• _REQUIRED WORK_
All of the records below are to be output exactly; no image belongs in the result.

(Extracted data entries)
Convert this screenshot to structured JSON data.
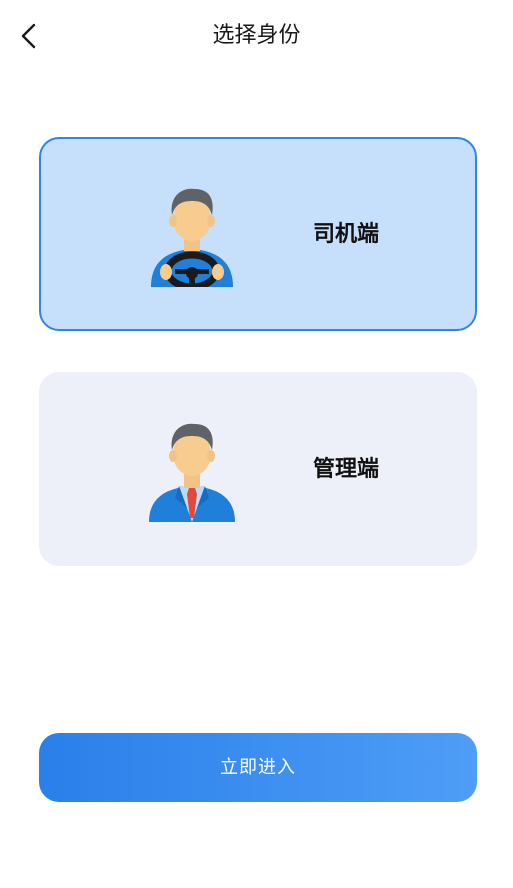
{
  "header": {
    "title": "选择身份",
    "back_icon": "chevron-left-icon"
  },
  "roles": [
    {
      "label": "司机端",
      "icon": "driver-avatar-icon",
      "selected": true
    },
    {
      "label": "管理端",
      "icon": "manager-avatar-icon",
      "selected": false
    }
  ],
  "actions": {
    "enter_label": "立即进入"
  },
  "colors": {
    "accent": "#2f86e8",
    "selected_card_bg": "#c6dffb",
    "card_bg": "#edf0f9",
    "button_gradient_start": "#2a7fe9",
    "button_gradient_end": "#4e9df7"
  }
}
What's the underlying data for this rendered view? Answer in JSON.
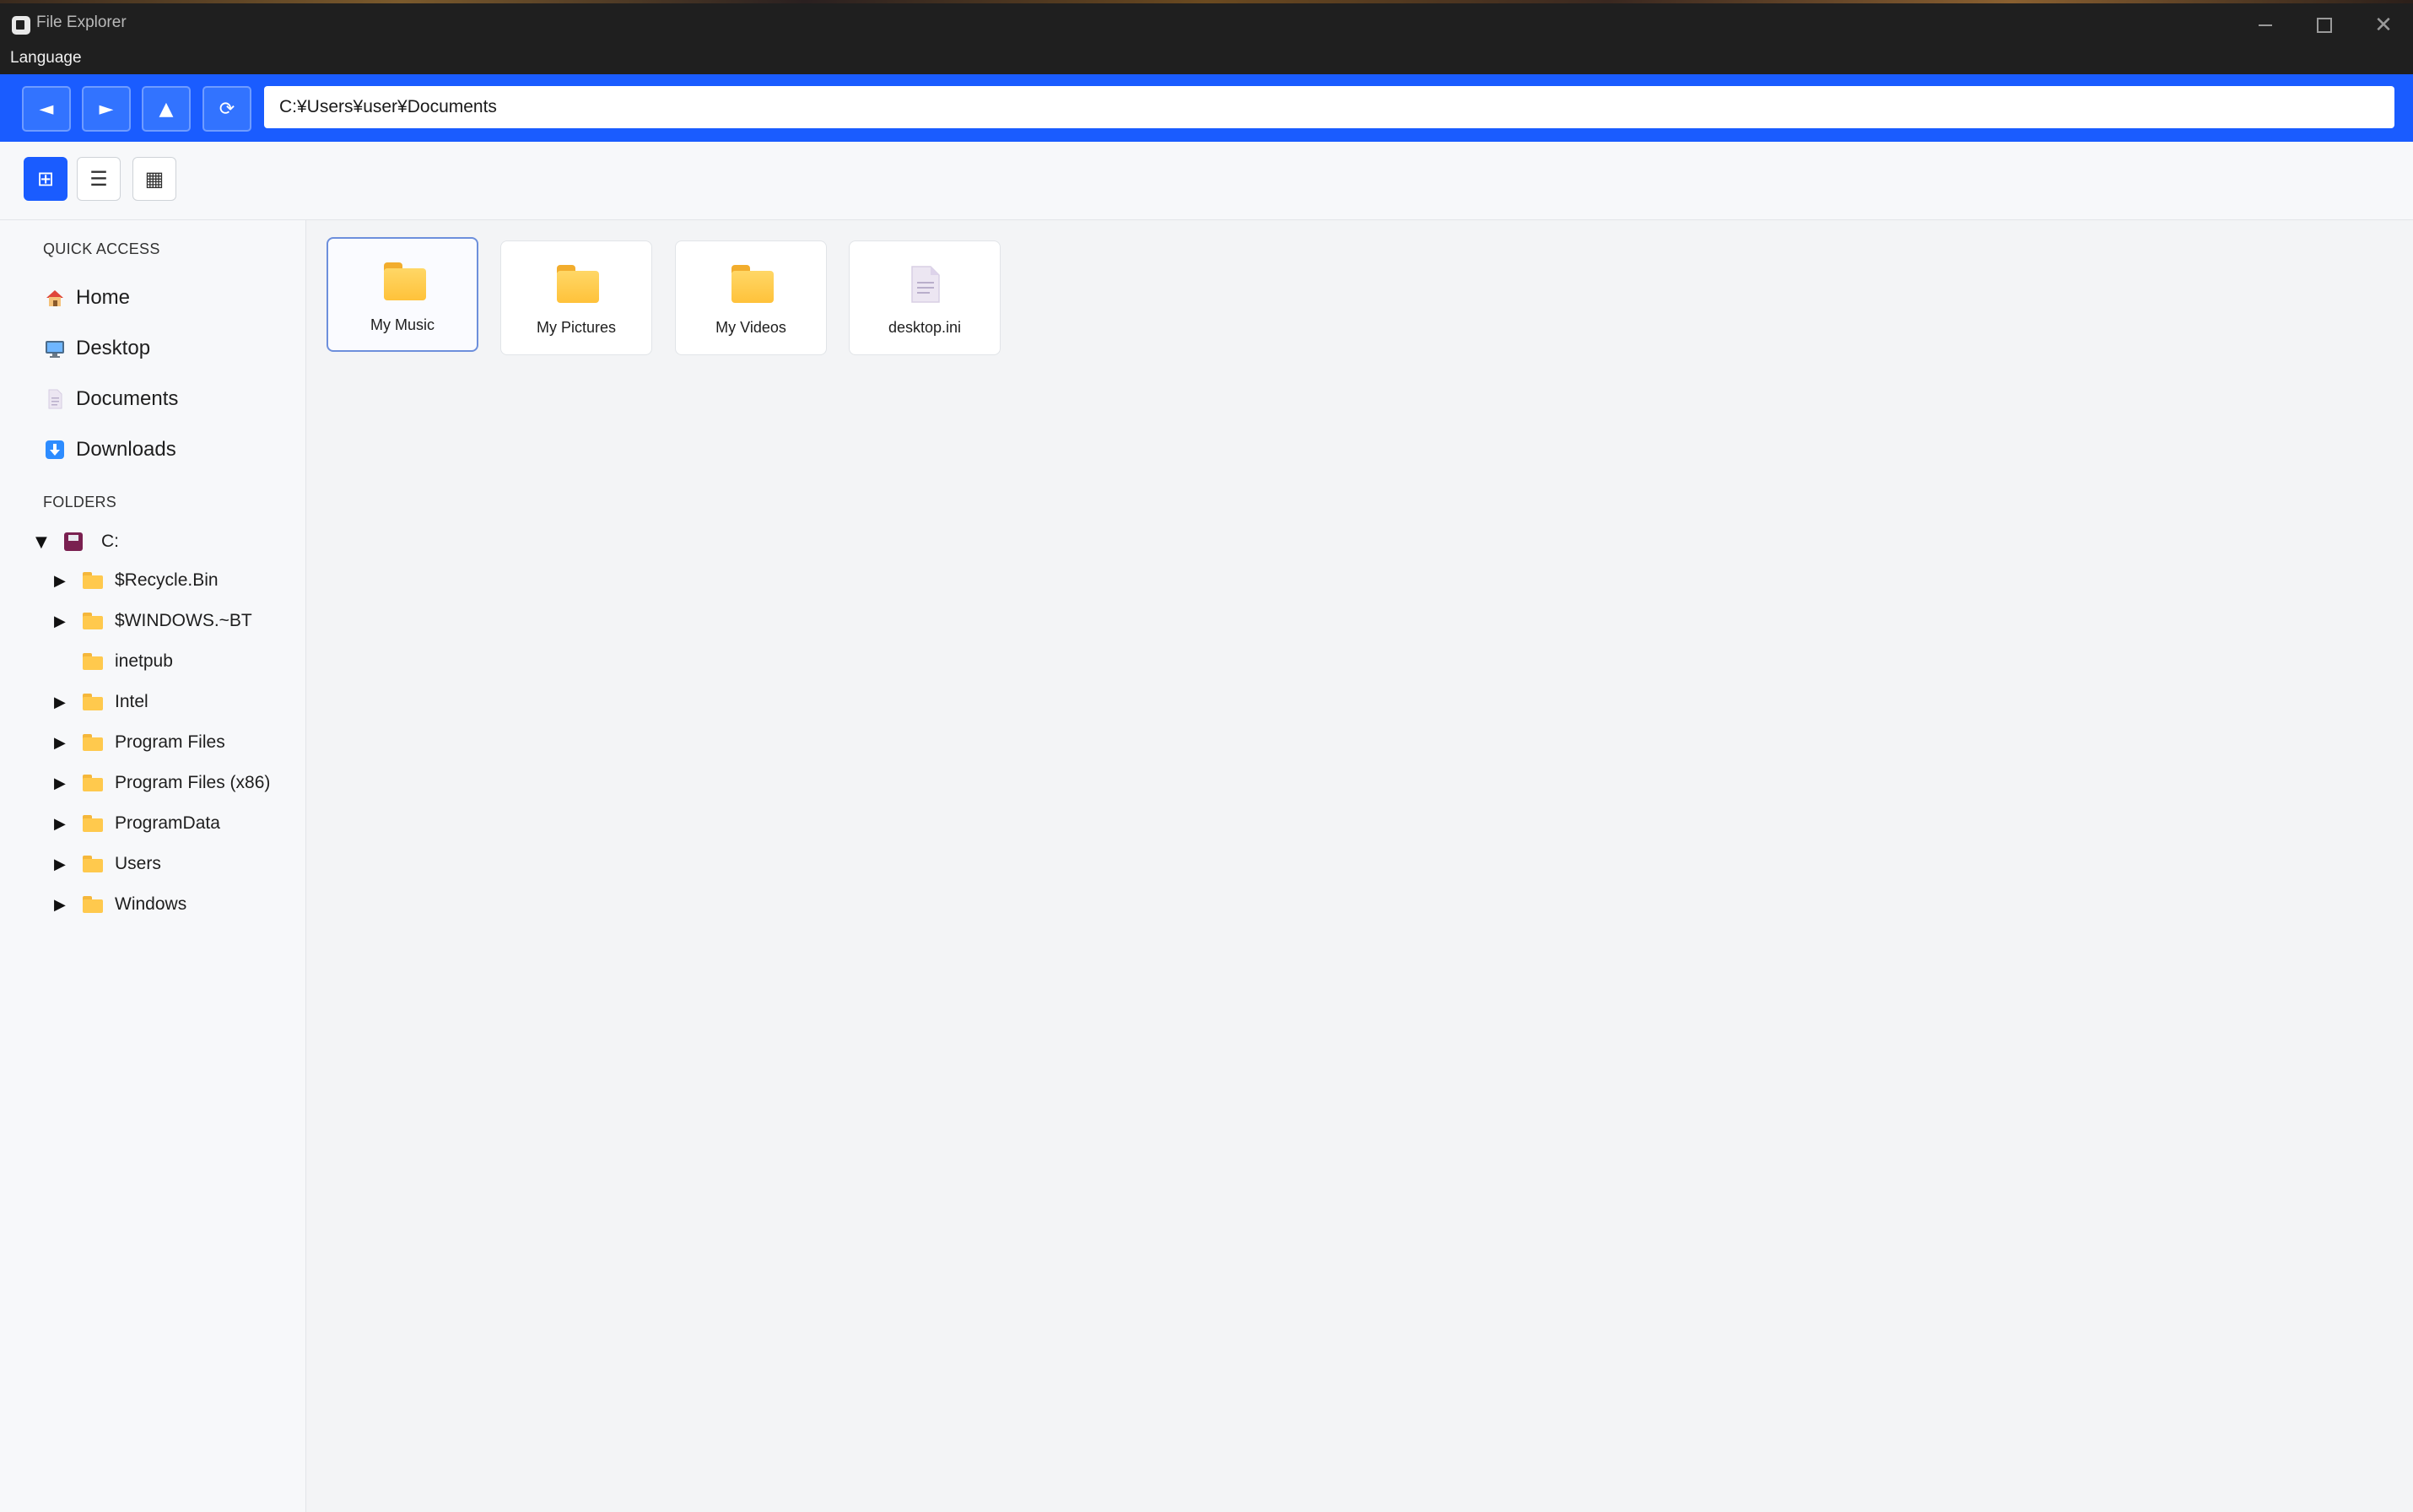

• _ANSWER FOR THIS EXERCISE_
Convert this screenshot to structured JSON data.
{
  "header": {
    "title": "选择身份",
    "back_icon": "chevron-left-icon"
  },
  "roles": [
    {
      "label": "司机端",
      "icon": "driver-avatar-icon",
      "selected": true
    },
    {
      "label": "管理端",
      "icon": "manager-avatar-icon",
      "selected": false
    }
  ],
  "actions": {
    "enter_label": "立即进入"
  },
  "colors": {
    "accent": "#2f86e8",
    "selected_card_bg": "#c6dffb",
    "card_bg": "#edf0f9",
    "button_gradient_start": "#2a7fe9",
    "button_gradient_end": "#4e9df7"
  }
}
What's the underlying data for this rendered view? Answer in JSON.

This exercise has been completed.